Physical fitness and performance like most disciplines has a hierarchy. The phrase “you are only as good as your recovery” holds true when a person is trying to facilitate an adaptation. Physical fitness is considered an adaptation based on an intent to improve our health and longevity.

The Fitness and Recovery Hierarchy:

1. Sleep

2. Nutrition

3. Physical training

Sleep is considered the most important element when discussing recovery and functional ability. It is an opportunity for your body to implement the maintenance and repair it requires from daily activity without interruption.

Nutrition is next on our list. Without diving into nutrition heavily, your body requires enough fuel to perform daily tasks and live. Basal metabolic rate is the amount of calories (fuel) that your body requires for “living” (organ function, cellular activity, etc.). Physical activity requires further fuel consumption to maintain proper performance of the tasks at hand.

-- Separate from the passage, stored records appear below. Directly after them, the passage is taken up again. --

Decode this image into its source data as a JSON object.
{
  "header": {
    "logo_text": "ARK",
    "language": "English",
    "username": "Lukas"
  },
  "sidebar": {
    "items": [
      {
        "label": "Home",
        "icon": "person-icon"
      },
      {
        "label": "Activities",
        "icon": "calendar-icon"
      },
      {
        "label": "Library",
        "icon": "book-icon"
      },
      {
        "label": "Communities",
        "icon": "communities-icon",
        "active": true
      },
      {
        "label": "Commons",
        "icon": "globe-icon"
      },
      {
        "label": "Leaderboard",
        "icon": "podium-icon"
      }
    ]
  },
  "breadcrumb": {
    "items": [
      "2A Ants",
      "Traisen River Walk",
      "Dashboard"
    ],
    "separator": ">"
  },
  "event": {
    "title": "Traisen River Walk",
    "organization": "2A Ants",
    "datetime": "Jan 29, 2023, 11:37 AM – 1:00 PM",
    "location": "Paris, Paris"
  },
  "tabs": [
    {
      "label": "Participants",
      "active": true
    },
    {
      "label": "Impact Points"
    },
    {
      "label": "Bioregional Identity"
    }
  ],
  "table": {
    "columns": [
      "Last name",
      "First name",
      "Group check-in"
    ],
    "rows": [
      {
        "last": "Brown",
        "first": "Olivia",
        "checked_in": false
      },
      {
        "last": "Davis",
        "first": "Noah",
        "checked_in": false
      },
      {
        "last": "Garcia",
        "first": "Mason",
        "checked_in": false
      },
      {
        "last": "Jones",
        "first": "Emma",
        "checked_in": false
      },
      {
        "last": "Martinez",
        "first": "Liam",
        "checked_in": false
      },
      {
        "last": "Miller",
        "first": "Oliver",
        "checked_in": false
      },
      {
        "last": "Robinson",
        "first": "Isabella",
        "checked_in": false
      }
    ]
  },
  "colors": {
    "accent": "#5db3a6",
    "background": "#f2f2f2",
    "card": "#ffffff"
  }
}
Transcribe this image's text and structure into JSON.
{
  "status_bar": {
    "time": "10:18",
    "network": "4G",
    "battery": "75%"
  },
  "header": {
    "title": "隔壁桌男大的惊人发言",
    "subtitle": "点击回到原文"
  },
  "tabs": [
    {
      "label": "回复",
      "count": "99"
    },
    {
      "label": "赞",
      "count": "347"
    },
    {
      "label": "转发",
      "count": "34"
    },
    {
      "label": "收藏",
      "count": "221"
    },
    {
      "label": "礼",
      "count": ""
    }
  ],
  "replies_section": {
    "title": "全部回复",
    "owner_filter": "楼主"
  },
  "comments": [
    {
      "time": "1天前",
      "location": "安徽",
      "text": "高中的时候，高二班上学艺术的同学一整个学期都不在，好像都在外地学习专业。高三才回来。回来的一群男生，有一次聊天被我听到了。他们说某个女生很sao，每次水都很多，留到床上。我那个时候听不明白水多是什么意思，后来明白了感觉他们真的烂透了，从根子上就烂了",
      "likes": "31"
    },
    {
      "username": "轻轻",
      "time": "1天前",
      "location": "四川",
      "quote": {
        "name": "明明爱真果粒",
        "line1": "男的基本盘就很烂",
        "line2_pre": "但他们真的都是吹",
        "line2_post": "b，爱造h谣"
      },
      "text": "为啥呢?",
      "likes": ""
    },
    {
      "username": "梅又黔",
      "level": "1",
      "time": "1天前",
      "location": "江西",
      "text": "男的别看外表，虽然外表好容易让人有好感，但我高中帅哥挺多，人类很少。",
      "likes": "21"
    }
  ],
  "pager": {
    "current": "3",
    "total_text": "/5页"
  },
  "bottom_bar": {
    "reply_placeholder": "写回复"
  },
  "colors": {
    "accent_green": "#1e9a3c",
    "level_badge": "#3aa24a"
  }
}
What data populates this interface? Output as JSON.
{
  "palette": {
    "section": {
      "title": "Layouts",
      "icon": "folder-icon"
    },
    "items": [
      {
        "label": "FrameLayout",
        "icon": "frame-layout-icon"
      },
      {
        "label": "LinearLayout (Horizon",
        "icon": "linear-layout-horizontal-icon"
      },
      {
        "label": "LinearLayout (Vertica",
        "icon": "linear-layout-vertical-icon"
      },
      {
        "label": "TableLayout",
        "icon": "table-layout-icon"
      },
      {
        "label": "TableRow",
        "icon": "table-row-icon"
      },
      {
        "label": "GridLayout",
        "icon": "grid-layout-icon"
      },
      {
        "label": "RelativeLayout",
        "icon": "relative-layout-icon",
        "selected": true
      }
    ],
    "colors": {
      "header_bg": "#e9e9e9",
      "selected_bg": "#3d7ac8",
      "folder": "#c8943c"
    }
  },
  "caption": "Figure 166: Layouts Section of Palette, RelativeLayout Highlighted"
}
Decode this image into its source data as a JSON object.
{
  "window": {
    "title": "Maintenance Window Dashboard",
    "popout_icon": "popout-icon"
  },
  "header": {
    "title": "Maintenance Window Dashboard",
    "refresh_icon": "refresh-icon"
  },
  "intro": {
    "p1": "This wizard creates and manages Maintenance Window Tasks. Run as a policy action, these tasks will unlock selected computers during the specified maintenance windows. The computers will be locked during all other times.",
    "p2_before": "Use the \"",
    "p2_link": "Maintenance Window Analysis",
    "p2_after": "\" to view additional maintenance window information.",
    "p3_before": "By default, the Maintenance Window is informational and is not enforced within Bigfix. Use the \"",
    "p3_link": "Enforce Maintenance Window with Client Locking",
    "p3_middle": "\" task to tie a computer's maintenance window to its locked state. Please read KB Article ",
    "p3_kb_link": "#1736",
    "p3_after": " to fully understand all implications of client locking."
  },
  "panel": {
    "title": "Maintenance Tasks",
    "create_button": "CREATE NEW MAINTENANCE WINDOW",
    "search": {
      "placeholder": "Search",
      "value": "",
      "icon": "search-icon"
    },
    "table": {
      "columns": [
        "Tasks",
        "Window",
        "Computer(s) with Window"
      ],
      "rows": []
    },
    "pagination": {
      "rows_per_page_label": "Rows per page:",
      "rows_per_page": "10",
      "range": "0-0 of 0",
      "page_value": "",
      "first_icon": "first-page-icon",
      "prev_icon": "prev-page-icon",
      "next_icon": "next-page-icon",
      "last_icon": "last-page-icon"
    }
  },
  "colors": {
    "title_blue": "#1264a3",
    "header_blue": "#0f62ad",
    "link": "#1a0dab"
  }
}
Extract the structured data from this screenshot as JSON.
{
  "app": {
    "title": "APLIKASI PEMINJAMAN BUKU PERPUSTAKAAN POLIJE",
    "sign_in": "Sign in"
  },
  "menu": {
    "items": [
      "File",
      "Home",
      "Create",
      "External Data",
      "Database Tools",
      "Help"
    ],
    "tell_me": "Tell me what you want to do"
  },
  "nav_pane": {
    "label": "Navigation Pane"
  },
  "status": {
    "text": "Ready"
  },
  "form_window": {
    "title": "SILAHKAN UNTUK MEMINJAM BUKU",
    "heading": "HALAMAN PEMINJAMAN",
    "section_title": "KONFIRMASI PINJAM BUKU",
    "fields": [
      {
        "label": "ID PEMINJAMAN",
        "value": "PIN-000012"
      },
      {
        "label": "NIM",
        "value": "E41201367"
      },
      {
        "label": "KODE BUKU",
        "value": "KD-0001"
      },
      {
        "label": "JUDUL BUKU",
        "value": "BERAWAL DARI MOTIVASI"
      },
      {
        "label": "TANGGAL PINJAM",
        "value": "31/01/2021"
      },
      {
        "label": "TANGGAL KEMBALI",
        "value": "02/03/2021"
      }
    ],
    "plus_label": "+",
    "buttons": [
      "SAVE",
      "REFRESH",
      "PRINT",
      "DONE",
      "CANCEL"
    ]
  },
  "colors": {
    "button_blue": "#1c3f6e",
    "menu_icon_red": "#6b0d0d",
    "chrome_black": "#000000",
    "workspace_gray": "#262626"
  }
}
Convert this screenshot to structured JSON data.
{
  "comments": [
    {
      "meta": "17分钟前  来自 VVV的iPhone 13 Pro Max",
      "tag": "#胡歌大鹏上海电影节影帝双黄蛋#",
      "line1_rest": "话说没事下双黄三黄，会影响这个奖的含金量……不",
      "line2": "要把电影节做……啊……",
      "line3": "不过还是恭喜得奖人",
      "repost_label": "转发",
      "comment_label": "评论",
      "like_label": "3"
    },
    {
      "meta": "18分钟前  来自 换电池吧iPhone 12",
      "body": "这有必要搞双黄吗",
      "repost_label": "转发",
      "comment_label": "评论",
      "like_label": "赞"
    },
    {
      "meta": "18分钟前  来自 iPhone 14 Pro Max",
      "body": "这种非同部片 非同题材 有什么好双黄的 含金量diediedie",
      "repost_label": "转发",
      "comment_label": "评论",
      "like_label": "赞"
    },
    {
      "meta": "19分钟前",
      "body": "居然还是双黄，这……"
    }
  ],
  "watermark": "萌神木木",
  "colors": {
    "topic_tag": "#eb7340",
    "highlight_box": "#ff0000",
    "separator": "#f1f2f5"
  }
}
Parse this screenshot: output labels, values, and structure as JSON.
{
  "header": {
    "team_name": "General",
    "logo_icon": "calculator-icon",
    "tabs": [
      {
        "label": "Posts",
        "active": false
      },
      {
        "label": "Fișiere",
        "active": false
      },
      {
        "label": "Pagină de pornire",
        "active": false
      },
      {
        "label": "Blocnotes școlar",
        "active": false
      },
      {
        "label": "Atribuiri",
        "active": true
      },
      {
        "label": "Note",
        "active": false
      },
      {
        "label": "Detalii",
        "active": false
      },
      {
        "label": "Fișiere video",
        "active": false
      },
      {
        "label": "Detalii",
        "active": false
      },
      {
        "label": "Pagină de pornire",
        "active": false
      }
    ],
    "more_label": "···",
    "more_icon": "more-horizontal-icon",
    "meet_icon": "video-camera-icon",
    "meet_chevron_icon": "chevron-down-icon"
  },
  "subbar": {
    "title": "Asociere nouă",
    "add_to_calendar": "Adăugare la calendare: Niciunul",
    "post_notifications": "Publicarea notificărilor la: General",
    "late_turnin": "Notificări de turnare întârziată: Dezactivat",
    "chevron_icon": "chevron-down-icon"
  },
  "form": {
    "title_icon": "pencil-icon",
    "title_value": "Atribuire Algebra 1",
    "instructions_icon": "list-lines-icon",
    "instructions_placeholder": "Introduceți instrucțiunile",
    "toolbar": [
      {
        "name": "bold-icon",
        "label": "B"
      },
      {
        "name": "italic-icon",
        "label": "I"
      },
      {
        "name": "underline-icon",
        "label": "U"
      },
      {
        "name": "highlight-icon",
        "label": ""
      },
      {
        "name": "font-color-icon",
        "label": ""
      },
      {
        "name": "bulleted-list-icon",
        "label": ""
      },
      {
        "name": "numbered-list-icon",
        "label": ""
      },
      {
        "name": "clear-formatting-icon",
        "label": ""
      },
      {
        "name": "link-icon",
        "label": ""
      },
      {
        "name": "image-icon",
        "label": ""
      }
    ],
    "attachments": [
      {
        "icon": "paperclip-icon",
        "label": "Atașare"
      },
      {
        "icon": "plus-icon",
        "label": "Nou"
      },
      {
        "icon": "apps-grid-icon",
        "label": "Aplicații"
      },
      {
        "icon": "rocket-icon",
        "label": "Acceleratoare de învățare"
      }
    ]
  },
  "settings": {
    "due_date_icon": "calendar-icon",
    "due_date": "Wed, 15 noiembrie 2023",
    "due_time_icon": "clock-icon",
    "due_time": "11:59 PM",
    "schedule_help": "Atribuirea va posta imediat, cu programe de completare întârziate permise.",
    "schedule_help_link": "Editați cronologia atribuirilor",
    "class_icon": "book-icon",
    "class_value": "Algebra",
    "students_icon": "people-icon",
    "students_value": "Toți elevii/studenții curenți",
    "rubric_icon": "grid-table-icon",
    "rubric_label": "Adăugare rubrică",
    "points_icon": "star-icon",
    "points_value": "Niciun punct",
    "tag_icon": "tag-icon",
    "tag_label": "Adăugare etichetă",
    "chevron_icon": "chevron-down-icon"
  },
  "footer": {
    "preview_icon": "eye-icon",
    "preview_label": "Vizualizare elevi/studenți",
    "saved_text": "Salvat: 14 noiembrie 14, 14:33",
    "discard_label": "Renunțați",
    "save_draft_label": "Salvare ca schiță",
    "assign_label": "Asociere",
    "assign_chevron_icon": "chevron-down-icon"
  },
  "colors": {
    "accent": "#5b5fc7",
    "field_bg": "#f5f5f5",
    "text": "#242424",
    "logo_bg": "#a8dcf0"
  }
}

Thus, an individual has to fuel themselves accordingly to recover from both of those aspects.

Finally, physical training is where an individual attempts to work at facilitating change (adaptations). Examples of change could be an increase in conditioning, strength, or mobility. The goal is to challenge the body by applying stress. Your body will not enjoy the stress being applied, thus it will look to adapt in order to deal with its change in environment. Once you have reached a point where activity feels manageable, you can improve your capacity by gradually increasing the stress (progressive overload).

In closing, physical fitness requires checking boxes regularly and the hierarchy of most important to least is: sleep, nutrition, and physical fitness. Neglecting the order of operations presented will indefinitely hinder physical fitness and the body’s ability to recover from exercise session to session.